The proposal aims to discourage multinational companies from shifting their profits to tax havens.
Activists hold a protest on a simulated tropical island beach, which is a tax haven, ahead of a meeting of finance ministers of the European Union in Brussels, Belgium, December 5, 2017. (AFP archive)
Nearly 140 countries will be haggling over key details of a global corporate tax plan this week, with some worried about giving up too much and others eager to make sure the tech giants pay their fair share.
The affluent Group of Seven (G7) democracies approved a proposal earlier this month to introduce a minimum corporate tax rate of at least 15 percent in hopes of stopping a “race to the bottom” as nations compete for the lowest rates.
It’s one of two pillars of reforms that would also allow countries to tax a share of the profits of the world’s 100 most profitable companies – like Google, Facebook, and Apple – regardless of where they are based.
READ MORE: G7 countries set global minimum corporate tax at 15 percent
The deal now goes to the Organization for Economic Co-operation and Development (OECD), which will lead two-day talks starting Wednesday to find consensus among 139 countries.
The proposal will then be taken up by the G20 Club of Rich and Emerging Countries at a meeting of finance ministers in Italy on July 9-10.
“I think we have never been so close to an agreement,” said Pascal Saint-Amans, director of the OECD Center for Tax Policy.
US President Joe Biden has gotten to the heart of the matter by supporting the global minimum corporate tax, and Europeans want a deal, he said.
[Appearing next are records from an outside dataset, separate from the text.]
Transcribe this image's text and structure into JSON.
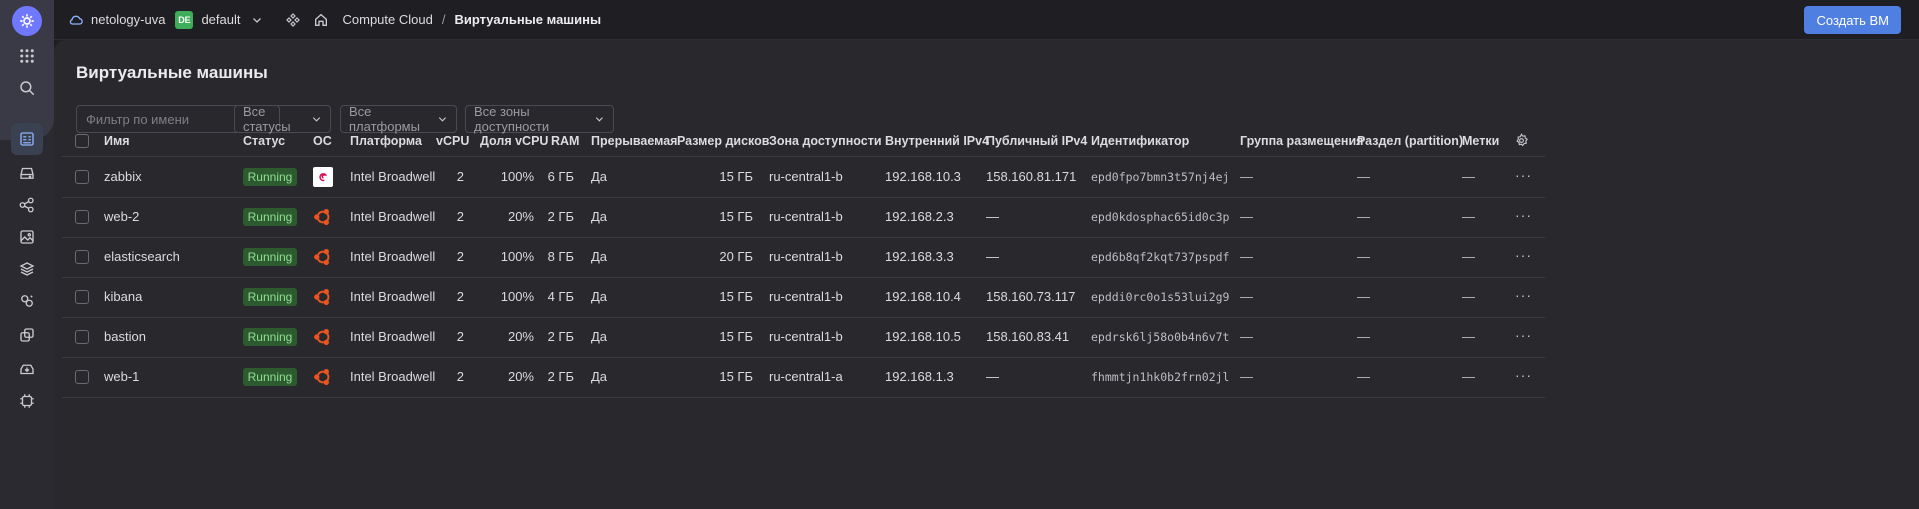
{
  "header": {
    "cloud_name": "netology-uva",
    "folder_badge": "DE",
    "folder_name": "default",
    "breadcrumb_service": "Compute Cloud",
    "breadcrumb_separator": "/",
    "breadcrumb_current": "Виртуальные машины",
    "create_button": "Создать ВМ"
  },
  "page": {
    "title": "Виртуальные машины",
    "filter_placeholder": "Фильтр по имени",
    "filters": [
      "Все статусы",
      "Все платформы",
      "Все зоны доступности"
    ]
  },
  "table": {
    "columns": [
      "Имя",
      "Статус",
      "ОС",
      "Платформа",
      "vCPU",
      "Доля vCPU",
      "RAM",
      "Прерываемая",
      "Размер дисков",
      "Зона доступности",
      "Внутренний IPv4",
      "Публичный IPv4",
      "Идентификатор",
      "Группа размещения",
      "Раздел (partition)",
      "Метки"
    ],
    "rows": [
      {
        "name": "zabbix",
        "status": "Running",
        "os": "debian",
        "platform": "Intel Broadwell",
        "vcpu": "2",
        "core_fraction": "100%",
        "ram": "6 ГБ",
        "preemptible": "Да",
        "disk": "15 ГБ",
        "zone": "ru-central1-b",
        "ipv4": "192.168.10.3",
        "public_ipv4": "158.160.81.171",
        "id": "epd0fpo7bmn3t57nj4ej",
        "group": "—",
        "partition": "—",
        "labels": "—"
      },
      {
        "name": "web-2",
        "status": "Running",
        "os": "ubuntu",
        "platform": "Intel Broadwell",
        "vcpu": "2",
        "core_fraction": "20%",
        "ram": "2 ГБ",
        "preemptible": "Да",
        "disk": "15 ГБ",
        "zone": "ru-central1-b",
        "ipv4": "192.168.2.3",
        "public_ipv4": "—",
        "id": "epd0kdosphac65id0c3p",
        "group": "—",
        "partition": "—",
        "labels": "—"
      },
      {
        "name": "elasticsearch",
        "status": "Running",
        "os": "ubuntu",
        "platform": "Intel Broadwell",
        "vcpu": "2",
        "core_fraction": "100%",
        "ram": "8 ГБ",
        "preemptible": "Да",
        "disk": "20 ГБ",
        "zone": "ru-central1-b",
        "ipv4": "192.168.3.3",
        "public_ipv4": "—",
        "id": "epd6b8qf2kqt737pspdf",
        "group": "—",
        "partition": "—",
        "labels": "—"
      },
      {
        "name": "kibana",
        "status": "Running",
        "os": "ubuntu",
        "platform": "Intel Broadwell",
        "vcpu": "2",
        "core_fraction": "100%",
        "ram": "4 ГБ",
        "preemptible": "Да",
        "disk": "15 ГБ",
        "zone": "ru-central1-b",
        "ipv4": "192.168.10.4",
        "public_ipv4": "158.160.73.117",
        "id": "epddi0rc0o1s53lui2g9",
        "group": "—",
        "partition": "—",
        "labels": "—"
      },
      {
        "name": "bastion",
        "status": "Running",
        "os": "ubuntu",
        "platform": "Intel Broadwell",
        "vcpu": "2",
        "core_fraction": "20%",
        "ram": "2 ГБ",
        "preemptible": "Да",
        "disk": "15 ГБ",
        "zone": "ru-central1-b",
        "ipv4": "192.168.10.5",
        "public_ipv4": "158.160.83.41",
        "id": "epdrsk6lj58o0b4n6v7t",
        "group": "—",
        "partition": "—",
        "labels": "—"
      },
      {
        "name": "web-1",
        "status": "Running",
        "os": "ubuntu",
        "platform": "Intel Broadwell",
        "vcpu": "2",
        "core_fraction": "20%",
        "ram": "2 ГБ",
        "preemptible": "Да",
        "disk": "15 ГБ",
        "zone": "ru-central1-a",
        "ipv4": "192.168.1.3",
        "public_ipv4": "—",
        "id": "fhmmtjn1hk0b2frn02jl",
        "group": "—",
        "partition": "—",
        "labels": "—"
      }
    ]
  },
  "colors": {
    "accent": "#4f7fe0",
    "status_running_bg": "#2e5a2f",
    "status_running_fg": "#8ee08f",
    "ubuntu": "#e95420",
    "debian": "#d70a53"
  }
}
Negotiations have become more urgent as governments seek new revenue streams after spending huge sums on stimulus measures to prevent their economies from collapsing during the coronavirus pandemic.
Tax heaven not happy
While the G7 – the United States, Canada, Japan, France, Great Britain, Italy and Germany – have approved the plan, they still face obstacles in extending the negotiations to other nations.
The EU members Ireland and Hungary are not enthusiastic about this, as their corporate taxes are less than 15 percent.
Thanks to a rate of 12.5 percent, Ireland has become the EU home of technology giants Facebook, Google and Apple.
But another EU country that has benefited from a low interest rate, Poland, voted in favor of the proposal last week.
Two sources involved in the negotiations told AFP that China, which has a reduced rate for companies in key sectors, does not want a rate higher than 15 percent.